Seventy-year-old Shaktimani Chatterjee, was gasping for breath. Her oxygen level had dipped to 73. Her husband, also a Covid patient, dialed a doctor-friend, who, unable to help, reached out to the Red Volunteers (RV). In less than an hour, four boys were at their door with a 50 litre oxygen cylinder. Since that day, the elderly couple has been getting medicines, oxygen, home-cooked food and even someone to baby-sit their grand-daughter. In Bengal, there are countless examples like this one where timely intervention by the RV has either saved lives or was responsible for a dignified send off for the dead.

When Rathindranath Pramanik’s 65-year-old mother died of Covid in Hooghly’s Shyampur-Paschimpara area, her family members had no idea how to go about getting her to the cremation ground. It was raining heavily and no ambulance or hearse was available. “Someone had forwarded the number of the RV to me, and I called them to see if they could help. They were soon at our home wearing PPE suits to take my mother away. They carried the body on their shoulders to the crematorium,” says Pramanik.

The Left may have been wiped out in the state’s Legislative Assembly, but its youth brigade has been a force on the streets, especially through the second wave of Covid. Even for sanitising entire localities, people are calling up the RV. “The municipality/ corporation usually santises affected buildings. But after 17 people in Sarsuna in Behala, where about 4,000 people live, came down with Covid, we had to step in. Everyone else was terrified,” says Nihar Bhakta of the RV. Spread across 23 districts of the state, RV teams (10-15 members each) focus on specific areas, be they in cities, towns or the hinterland where there are more active cases—daily spikes of 3,000 and above. So far, they have registered 80,000 members, not all of whom are affiliated to the Left. Many young people have joined the teams out of a sense of civic responsibility. Every day, the RV attends to over 3,000 distress calls from all over the state.

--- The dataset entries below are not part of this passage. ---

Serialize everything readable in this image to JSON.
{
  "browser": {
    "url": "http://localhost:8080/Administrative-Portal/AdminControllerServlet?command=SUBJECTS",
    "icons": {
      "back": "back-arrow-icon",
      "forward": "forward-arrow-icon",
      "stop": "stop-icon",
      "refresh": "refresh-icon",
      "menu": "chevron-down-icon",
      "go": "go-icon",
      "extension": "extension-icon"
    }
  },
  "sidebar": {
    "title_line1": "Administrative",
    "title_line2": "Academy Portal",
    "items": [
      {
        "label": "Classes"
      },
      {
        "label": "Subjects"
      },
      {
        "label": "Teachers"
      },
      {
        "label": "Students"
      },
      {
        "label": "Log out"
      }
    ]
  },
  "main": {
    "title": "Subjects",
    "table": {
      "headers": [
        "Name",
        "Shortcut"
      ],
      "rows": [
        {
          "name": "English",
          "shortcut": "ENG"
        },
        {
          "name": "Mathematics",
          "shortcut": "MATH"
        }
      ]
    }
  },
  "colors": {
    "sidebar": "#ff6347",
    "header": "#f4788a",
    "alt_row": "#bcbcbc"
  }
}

But how is it possible that they can deliver oxygen cylinders and even hospital beds when even the administration is struggling? Dipsita Dhar, a PhD scholar at JNU who contested the 2021 assembly election and is an active member of the RV, says the members are sincere and serious in their efforts. “We have a good network with dealers of oxygen cylinders, medicine shops, etc. In the case of hospital beds, we go straight to the authorities and pressure them. We manage to extract beds reserved for VIPs or those blocked for special cases,” says Dipsita. And miracles are happening every day. Even when hospital dashboards are showing full occupancy, the RV somehow manages to admit critical patients within 24 hours.

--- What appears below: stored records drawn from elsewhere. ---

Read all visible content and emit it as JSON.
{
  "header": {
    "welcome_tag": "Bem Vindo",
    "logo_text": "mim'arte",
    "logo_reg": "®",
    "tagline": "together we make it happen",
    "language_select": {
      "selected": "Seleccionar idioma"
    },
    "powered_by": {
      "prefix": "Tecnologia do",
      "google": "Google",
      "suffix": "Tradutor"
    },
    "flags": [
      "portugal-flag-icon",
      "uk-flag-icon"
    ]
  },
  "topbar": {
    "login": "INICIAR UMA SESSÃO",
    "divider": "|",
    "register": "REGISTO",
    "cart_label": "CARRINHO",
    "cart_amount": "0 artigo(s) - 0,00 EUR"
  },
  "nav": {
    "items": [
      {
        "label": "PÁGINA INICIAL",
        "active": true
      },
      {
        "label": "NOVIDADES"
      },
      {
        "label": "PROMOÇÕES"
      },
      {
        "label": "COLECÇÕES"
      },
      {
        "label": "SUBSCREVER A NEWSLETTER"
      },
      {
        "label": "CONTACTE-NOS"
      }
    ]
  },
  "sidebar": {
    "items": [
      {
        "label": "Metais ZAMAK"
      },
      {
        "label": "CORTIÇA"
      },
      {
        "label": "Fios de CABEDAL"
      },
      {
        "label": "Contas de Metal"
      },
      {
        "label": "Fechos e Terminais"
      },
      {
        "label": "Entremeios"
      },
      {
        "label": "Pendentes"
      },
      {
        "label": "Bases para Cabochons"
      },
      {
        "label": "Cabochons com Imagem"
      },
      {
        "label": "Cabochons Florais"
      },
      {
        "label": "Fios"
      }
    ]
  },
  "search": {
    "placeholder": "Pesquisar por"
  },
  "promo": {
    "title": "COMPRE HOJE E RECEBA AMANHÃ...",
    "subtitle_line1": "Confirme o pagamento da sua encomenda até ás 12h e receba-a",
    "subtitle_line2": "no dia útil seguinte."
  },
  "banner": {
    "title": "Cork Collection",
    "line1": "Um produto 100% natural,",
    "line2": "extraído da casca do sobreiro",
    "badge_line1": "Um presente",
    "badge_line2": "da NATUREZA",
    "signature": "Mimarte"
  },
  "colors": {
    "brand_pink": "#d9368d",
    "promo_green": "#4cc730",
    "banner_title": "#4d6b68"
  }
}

Read India Today magazine by downloading the latest issue: https://www.indiatoday.com/emag

LEAVE A REPLY

Please enter your comment!
Please enter your name here